Gonzalo isn’t the only storm we’re concerned about. In the Central Pacific, Tropical Storm Ana has formed southeast of Hawaii. The forecast calls for Ana to become a hurricane in the coming days, and take a dangerously close track toward the Big Island, which was already hit by a tropical storm earlier in the season. We’ll have to continue to watch Ana closely in the coming days.




Fay Becomes Hurricane Before Weakening; Gonzalo Forms and Threatens Puerto Rico

Fay became the fifth hurricane of the 2014 Atlantic Hurricane Season on Sunday as it brushed by Bermuda. The storm was picking up speed as of Sunday night and weakened by 11pm to a tropical storm with winds of 65mph. It is moving to the ENE at 25 mph and will continue out into the open Atlantic before being absorbed by a frontal system by Monday afternoon.

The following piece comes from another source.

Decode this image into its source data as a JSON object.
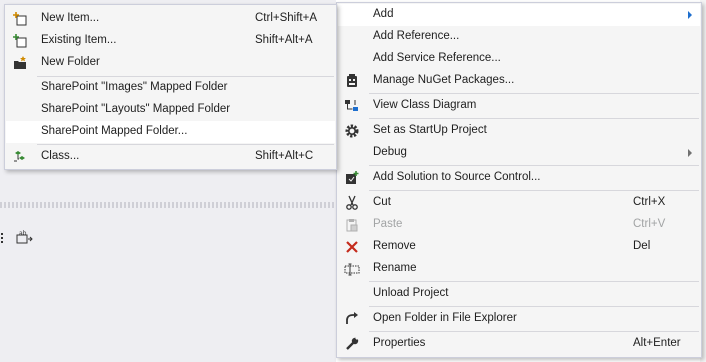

Meanwhile, in the eastern Caribbean, Invest 90L has become the 7th named storm of the season, Tropical Storm Gonzalo. The storm exhibits some low-level circulation and thunderstorm activity around a primitive eye feature and continues to become more and more impressive looking Sunday night. The location of the storm as of Sunday night was less than 100 miles east of the Lesser Antilles and its movement was to the west at about 12 mph.

Enhanced Satellite

Gonzalo is expected to strengthen over the coming days due to favorable environmental conditions. Sea surface temperatures are generally in the mid 80s, which are 0.5°-1.5° above average for this time of the year. Meanwhile, wind shear is expected to remain fairly low in the vicinity of Gonzalo through the middle of the week.

SST Anomalies

GFS Wind Shear

With these environmental conditions in place, Gonzalo will likely become a hurricane in the coming days. However, the intensity beyond that is still up in the air, with some models intensifying the storm much more than others. The official NHC forecast calls for Gonzalo to become a strong category 2 hurricane by Wednesday or Thursday. As far as the track goes, most of the models are in fairly good agreement that Gonzalo will continue off to the west before a frontal system lifts it north and eventually northeast for the middle of the week (timing differences do exist). Along that path, Gonzalo will impact the northern Lesser Antilles, Virgin Islands, and Puerto Rico. Therefore, Tropical Storm Warnings are up in those areas, with a Hurricane Watch up for the US and British Virgin Islands and Puerto Rico. Interests in those areas should heed warning and pay close attention to any changing details in the forecast over the next 24 hours.

Gonzalo Track plus spaghetti